SEMINOLE – With the new school year underway, change is in the air at Career Academies of Seminole.
With a new principal at the helm – Marti Giancola took on the role after Barbara Clare retired in June – CAS is set to become the county’s first technical high school. Construction will begin on the $10.5 million project in October.
“(Barbara) was an amazing lady and is an amazing lady,” Giancola said. “The next couple of years are all going to be new and transitional. She was able to provide a strong foundation for this school, our beliefs and what we value, and we’re going to carry that on without her.”
Tucked away on 86th Avenue North, CAS offers more than 400 students from Seminole High School, Largo High School and Osceola Fundamental High School a unique learning experience. Students spent part of their school day at the CAS campus in a variety of career and technical programs that include building construction technologies, gaming programming, commercial and digital art, and electrical wiring.
“It’s hands on,” Giancola said. “It’s about two weeks of book work, and then you get out there and the book work starts making sense. It may not make sense when you read it. But when you work it and then read it, it makes perfect sense. (CAS) provides kids so many more opportunities to engage in learning.”
New programs have been added in recent years. The gaming programming course was added several years ago and it easily the school’s most popular, she said. Next year, CAS will add marine mechanics to the list of offerings.
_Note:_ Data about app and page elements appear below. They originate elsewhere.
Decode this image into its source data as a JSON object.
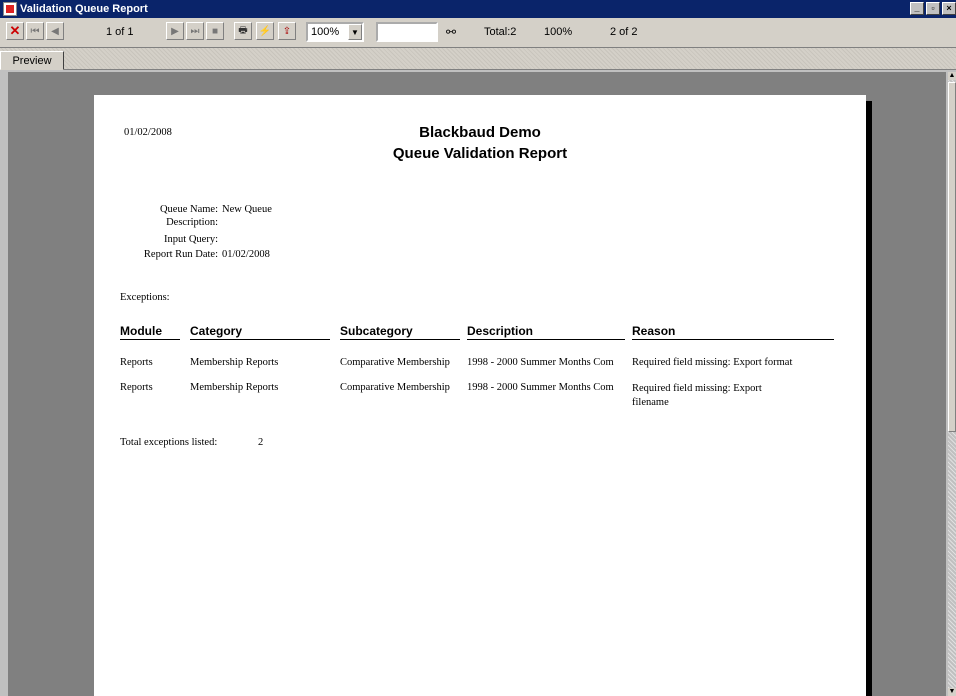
{
  "window": {
    "title": "Validation Queue Report"
  },
  "toolbar": {
    "page_of": "1 of 1",
    "zoom": "100%",
    "search_value": "",
    "total": "Total:2",
    "percent": "100%",
    "count_of": "2 of 2"
  },
  "tabs": [
    {
      "label": "Preview"
    }
  ],
  "report": {
    "date": "01/02/2008",
    "org": "Blackbaud Demo",
    "title": "Queue Validation Report",
    "fields": [
      {
        "label": "Queue Name:",
        "value": "New Queue"
      },
      {
        "label": "Description:",
        "value": ""
      },
      {
        "label": "Input Query:",
        "value": ""
      },
      {
        "label": "Report Run Date:",
        "value": "01/02/2008"
      }
    ],
    "exceptions_label": "Exceptions:",
    "columns": [
      "Module",
      "Category",
      "Subcategory",
      "Description",
      "Reason"
    ],
    "rows": [
      [
        "Reports",
        "Membership Reports",
        "Comparative Membership",
        "1998 - 2000 Summer Months Com",
        "Required field missing: Export format"
      ],
      [
        "Reports",
        "Membership Reports",
        "Comparative Membership",
        "1998 - 2000 Summer Months Com",
        "Required field missing: Export filename"
      ]
    ],
    "total_label": "Total exceptions listed:",
    "total_value": "2"
  },
  "icons": [
    "close-icon",
    "first-page-icon",
    "prev-page-icon",
    "next-page-icon",
    "last-page-icon",
    "stop-icon",
    "print-icon",
    "lightning-icon",
    "export-icon",
    "binoculars-icon"
  ],
  "colors": {
    "titlebar": "#0a246a",
    "workspace": "#808080",
    "page": "#ffffff"
  }
}
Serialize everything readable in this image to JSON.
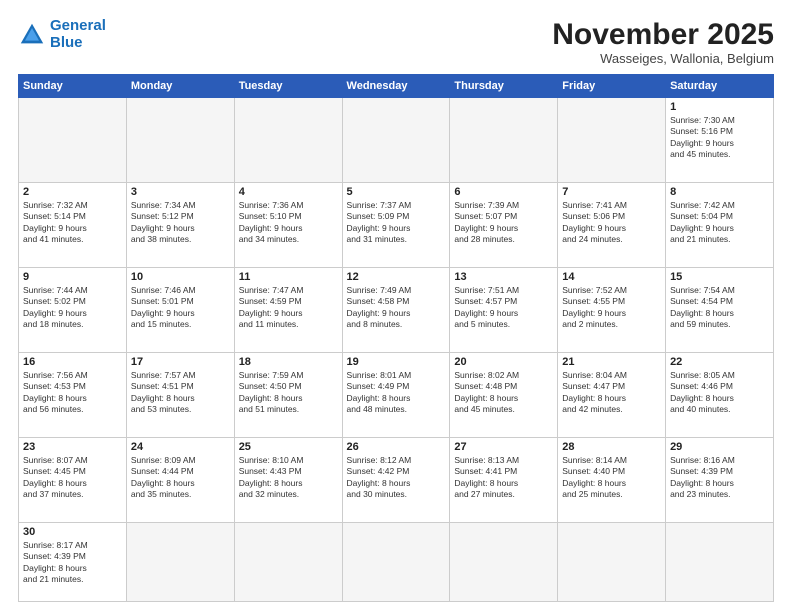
{
  "header": {
    "logo_line1": "General",
    "logo_line2": "Blue",
    "month_title": "November 2025",
    "subtitle": "Wasseiges, Wallonia, Belgium"
  },
  "days_of_week": [
    "Sunday",
    "Monday",
    "Tuesday",
    "Wednesday",
    "Thursday",
    "Friday",
    "Saturday"
  ],
  "weeks": [
    [
      {
        "day": "",
        "info": ""
      },
      {
        "day": "",
        "info": ""
      },
      {
        "day": "",
        "info": ""
      },
      {
        "day": "",
        "info": ""
      },
      {
        "day": "",
        "info": ""
      },
      {
        "day": "",
        "info": ""
      },
      {
        "day": "1",
        "info": "Sunrise: 7:30 AM\nSunset: 5:16 PM\nDaylight: 9 hours\nand 45 minutes."
      }
    ],
    [
      {
        "day": "2",
        "info": "Sunrise: 7:32 AM\nSunset: 5:14 PM\nDaylight: 9 hours\nand 41 minutes."
      },
      {
        "day": "3",
        "info": "Sunrise: 7:34 AM\nSunset: 5:12 PM\nDaylight: 9 hours\nand 38 minutes."
      },
      {
        "day": "4",
        "info": "Sunrise: 7:36 AM\nSunset: 5:10 PM\nDaylight: 9 hours\nand 34 minutes."
      },
      {
        "day": "5",
        "info": "Sunrise: 7:37 AM\nSunset: 5:09 PM\nDaylight: 9 hours\nand 31 minutes."
      },
      {
        "day": "6",
        "info": "Sunrise: 7:39 AM\nSunset: 5:07 PM\nDaylight: 9 hours\nand 28 minutes."
      },
      {
        "day": "7",
        "info": "Sunrise: 7:41 AM\nSunset: 5:06 PM\nDaylight: 9 hours\nand 24 minutes."
      },
      {
        "day": "8",
        "info": "Sunrise: 7:42 AM\nSunset: 5:04 PM\nDaylight: 9 hours\nand 21 minutes."
      }
    ],
    [
      {
        "day": "9",
        "info": "Sunrise: 7:44 AM\nSunset: 5:02 PM\nDaylight: 9 hours\nand 18 minutes."
      },
      {
        "day": "10",
        "info": "Sunrise: 7:46 AM\nSunset: 5:01 PM\nDaylight: 9 hours\nand 15 minutes."
      },
      {
        "day": "11",
        "info": "Sunrise: 7:47 AM\nSunset: 4:59 PM\nDaylight: 9 hours\nand 11 minutes."
      },
      {
        "day": "12",
        "info": "Sunrise: 7:49 AM\nSunset: 4:58 PM\nDaylight: 9 hours\nand 8 minutes."
      },
      {
        "day": "13",
        "info": "Sunrise: 7:51 AM\nSunset: 4:57 PM\nDaylight: 9 hours\nand 5 minutes."
      },
      {
        "day": "14",
        "info": "Sunrise: 7:52 AM\nSunset: 4:55 PM\nDaylight: 9 hours\nand 2 minutes."
      },
      {
        "day": "15",
        "info": "Sunrise: 7:54 AM\nSunset: 4:54 PM\nDaylight: 8 hours\nand 59 minutes."
      }
    ],
    [
      {
        "day": "16",
        "info": "Sunrise: 7:56 AM\nSunset: 4:53 PM\nDaylight: 8 hours\nand 56 minutes."
      },
      {
        "day": "17",
        "info": "Sunrise: 7:57 AM\nSunset: 4:51 PM\nDaylight: 8 hours\nand 53 minutes."
      },
      {
        "day": "18",
        "info": "Sunrise: 7:59 AM\nSunset: 4:50 PM\nDaylight: 8 hours\nand 51 minutes."
      },
      {
        "day": "19",
        "info": "Sunrise: 8:01 AM\nSunset: 4:49 PM\nDaylight: 8 hours\nand 48 minutes."
      },
      {
        "day": "20",
        "info": "Sunrise: 8:02 AM\nSunset: 4:48 PM\nDaylight: 8 hours\nand 45 minutes."
      },
      {
        "day": "21",
        "info": "Sunrise: 8:04 AM\nSunset: 4:47 PM\nDaylight: 8 hours\nand 42 minutes."
      },
      {
        "day": "22",
        "info": "Sunrise: 8:05 AM\nSunset: 4:46 PM\nDaylight: 8 hours\nand 40 minutes."
      }
    ],
    [
      {
        "day": "23",
        "info": "Sunrise: 8:07 AM\nSunset: 4:45 PM\nDaylight: 8 hours\nand 37 minutes."
      },
      {
        "day": "24",
        "info": "Sunrise: 8:09 AM\nSunset: 4:44 PM\nDaylight: 8 hours\nand 35 minutes."
      },
      {
        "day": "25",
        "info": "Sunrise: 8:10 AM\nSunset: 4:43 PM\nDaylight: 8 hours\nand 32 minutes."
      },
      {
        "day": "26",
        "info": "Sunrise: 8:12 AM\nSunset: 4:42 PM\nDaylight: 8 hours\nand 30 minutes."
      },
      {
        "day": "27",
        "info": "Sunrise: 8:13 AM\nSunset: 4:41 PM\nDaylight: 8 hours\nand 27 minutes."
      },
      {
        "day": "28",
        "info": "Sunrise: 8:14 AM\nSunset: 4:40 PM\nDaylight: 8 hours\nand 25 minutes."
      },
      {
        "day": "29",
        "info": "Sunrise: 8:16 AM\nSunset: 4:39 PM\nDaylight: 8 hours\nand 23 minutes."
      }
    ],
    [
      {
        "day": "30",
        "info": "Sunrise: 8:17 AM\nSunset: 4:39 PM\nDaylight: 8 hours\nand 21 minutes."
      },
      {
        "day": "",
        "info": ""
      },
      {
        "day": "",
        "info": ""
      },
      {
        "day": "",
        "info": ""
      },
      {
        "day": "",
        "info": ""
      },
      {
        "day": "",
        "info": ""
      },
      {
        "day": "",
        "info": ""
      }
    ]
  ]
}
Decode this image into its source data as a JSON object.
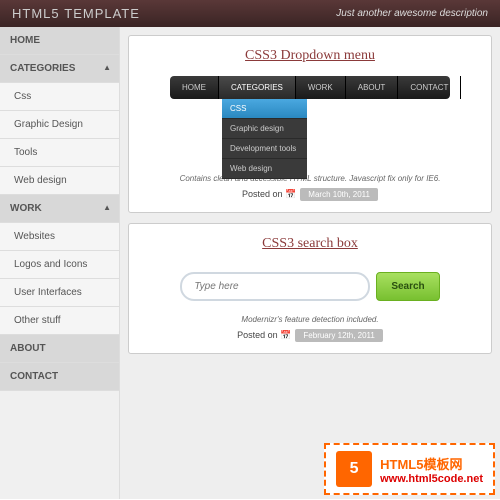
{
  "header": {
    "logo_main": "HTML5",
    "logo_sub": "Template",
    "tagline": "Just another awesome description"
  },
  "sidebar": {
    "items": [
      {
        "label": "HOME",
        "type": "header"
      },
      {
        "label": "CATEGORIES",
        "type": "header",
        "arrow": "▲"
      },
      {
        "label": "Css",
        "type": "sub"
      },
      {
        "label": "Graphic Design",
        "type": "sub"
      },
      {
        "label": "Tools",
        "type": "sub"
      },
      {
        "label": "Web design",
        "type": "sub"
      },
      {
        "label": "WORK",
        "type": "header",
        "arrow": "▲"
      },
      {
        "label": "Websites",
        "type": "sub"
      },
      {
        "label": "Logos and Icons",
        "type": "sub"
      },
      {
        "label": "User Interfaces",
        "type": "sub"
      },
      {
        "label": "Other stuff",
        "type": "sub"
      },
      {
        "label": "ABOUT",
        "type": "header"
      },
      {
        "label": "CONTACT",
        "type": "header"
      }
    ]
  },
  "card1": {
    "title": "CSS3 Dropdown menu",
    "nav": [
      "HOME",
      "CATEGORIES",
      "WORK",
      "ABOUT",
      "CONTACT"
    ],
    "submenu": [
      "CSS",
      "Graphic design",
      "Development tools",
      "Web design"
    ],
    "desc": "Contains clean and accessible HTML structure. Javascript fix only for IE6.",
    "posted": "Posted on",
    "date": "March 10th, 2011"
  },
  "card2": {
    "title": "CSS3 search box",
    "placeholder": "Type here",
    "button": "Search",
    "desc": "Modernizr's feature detection included.",
    "posted": "Posted on",
    "date": "February 12th, 2011"
  },
  "watermark": {
    "badge": "5",
    "text_cn": "HTML5模板网",
    "url": "www.html5code.net"
  }
}
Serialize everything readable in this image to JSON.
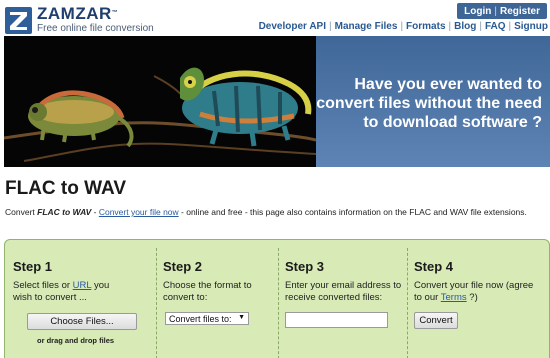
{
  "brand": {
    "name": "ZAMZAR",
    "trademark": "™",
    "tagline": "Free online file conversion"
  },
  "auth": {
    "login": "Login",
    "separator": "|",
    "register": "Register"
  },
  "nav": {
    "items": [
      "Developer API",
      "Manage Files",
      "Formats",
      "Blog",
      "FAQ",
      "Signup"
    ],
    "separator": "|"
  },
  "banner": {
    "line1": "Have you ever wanted to",
    "line2": "convert files without the need",
    "line3": "to download software ?"
  },
  "page": {
    "title": "FLAC to WAV",
    "intro_prefix": "Convert ",
    "intro_bold": "FLAC to WAV",
    "intro_dash": " - ",
    "intro_link": "Convert your file now",
    "intro_suffix": " - online and free - this page also contains information on the FLAC and WAV file extensions."
  },
  "steps": {
    "step1": {
      "heading": "Step 1",
      "text_before": "Select files or ",
      "link": "URL",
      "text_after": " you",
      "line2": "wish to convert ...",
      "button": "Choose Files...",
      "drag": "or drag and drop files"
    },
    "step2": {
      "heading": "Step 2",
      "line1": "Choose the format to",
      "line2": "convert to:",
      "select_value": "Convert files to:",
      "select_arrow": "▼"
    },
    "step3": {
      "heading": "Step 3",
      "line1": "Enter your email address to",
      "line2": "receive converted files:",
      "email_value": ""
    },
    "step4": {
      "heading": "Step 4",
      "line1": "Convert your file now (agree",
      "line2_before": "to our ",
      "line2_link": "Terms",
      "line2_after": " ?)",
      "button": "Convert"
    }
  },
  "colors": {
    "brand_blue": "#1f3f6e",
    "link_blue": "#2a5a92",
    "steps_bg": "#d8ebb7",
    "banner_blue": "#4a72a4"
  }
}
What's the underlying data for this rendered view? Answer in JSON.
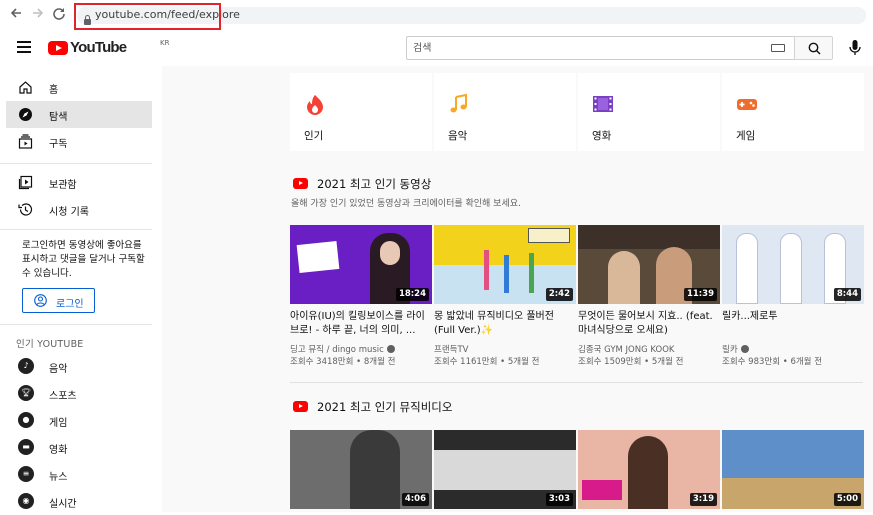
{
  "browser": {
    "url": "youtube.com/feed/explore",
    "icons": [
      "back-icon",
      "forward-icon",
      "reload-icon",
      "lock-icon"
    ]
  },
  "header": {
    "logo_text": "YouTube",
    "region": "KR",
    "search_placeholder": "검색"
  },
  "sidebar": {
    "main_items": [
      {
        "label": "홈",
        "icon": "home-icon"
      },
      {
        "label": "탐색",
        "icon": "compass-icon",
        "active": true
      },
      {
        "label": "구독",
        "icon": "subscriptions-icon"
      }
    ],
    "library_items": [
      {
        "label": "보관함",
        "icon": "library-icon"
      },
      {
        "label": "시청 기록",
        "icon": "history-icon"
      }
    ],
    "login_note": "로그인하면 동영상에 좋아요를 표시하고 댓글을 달거나 구독할 수 있습니다.",
    "login_button": "로그인",
    "popular_heading": "인기 YOUTUBE",
    "popular_items": [
      {
        "label": "음악",
        "icon": "music-icon"
      },
      {
        "label": "스포츠",
        "icon": "trophy-icon"
      },
      {
        "label": "게임",
        "icon": "gamepad-icon"
      },
      {
        "label": "영화",
        "icon": "movie-icon"
      },
      {
        "label": "뉴스",
        "icon": "news-icon"
      },
      {
        "label": "실시간",
        "icon": "live-icon"
      }
    ]
  },
  "categories": [
    {
      "label": "인기",
      "icon": "flame-icon",
      "color": "#f44336"
    },
    {
      "label": "음악",
      "icon": "music-note-icon",
      "color": "#f9a825"
    },
    {
      "label": "영화",
      "icon": "film-icon",
      "color": "#7b3fc4"
    },
    {
      "label": "게임",
      "icon": "gamepad-icon",
      "color": "#ef6c2a"
    }
  ],
  "section1": {
    "title": "2021 최고 인기 동영상",
    "subtitle": "올해 가장 인기 있었던 동영상과 크리에이터를 확인해 보세요.",
    "videos": [
      {
        "title": "아이유(IU)의 킬링보이스를 라이브로! - 하루 끝, 너의 의미, ...",
        "channel": "딩고 뮤직 / dingo music",
        "verified": true,
        "meta": "조회수 3418만회 • 8개월 전",
        "duration": "18:24",
        "bg": "#6a1fc4"
      },
      {
        "title": "몽 밟았네 뮤직비디오 풀버전 (Full Ver.)✨",
        "channel": "프랜득TV",
        "verified": false,
        "meta": "조회수 1161만회 • 5개월 전",
        "duration": "2:42",
        "bg": "#f2d21b"
      },
      {
        "title": "무엇이든 물어보시 지효.. (feat. 마녀식당으로 오세요)",
        "channel": "김종국 GYM JONG KOOK",
        "verified": false,
        "meta": "조회수 1509만회 • 5개월 전",
        "duration": "11:39",
        "bg": "#5a4a3a"
      },
      {
        "title": "릴카...제로투",
        "channel": "릴카",
        "verified": true,
        "meta": "조회수 983만회 • 6개월 전",
        "duration": "8:44",
        "bg": "#dfe7f3"
      }
    ]
  },
  "section2": {
    "title": "2021 최고 인기 뮤직비디오",
    "videos": [
      {
        "duration": "4:06",
        "bg": "#6d6d6d"
      },
      {
        "duration": "3:03",
        "bg": "#2b2b2b"
      },
      {
        "duration": "3:19",
        "bg": "#e9b6a6"
      },
      {
        "duration": "5:00",
        "bg": "#5f8fc8"
      }
    ]
  }
}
This year, a nursing program opened at the school. Students in the program will graduate as at least a certified nursing assistant (CAN), Giancola said. If they elect to attend one more summer school session after graduation, they will earn their licensed practical nurse (LPN) status. More than 200 students applied for 75 spots in the fledgling program and the school will likely have to hire an additional instructor next year.
“We keep having to turn people away,” she said.
Giancola, mostly recently the work-based learning specialist for Pinellas County Schools, is no stranger to CAS, having spent three years assisting its students in finding internships and other opportunities. So she jumped at the chance to lead the school into a new era.
“It’s an exciting time to be here,” she said. “[Staff here] really feels like it’s the best place in the world.”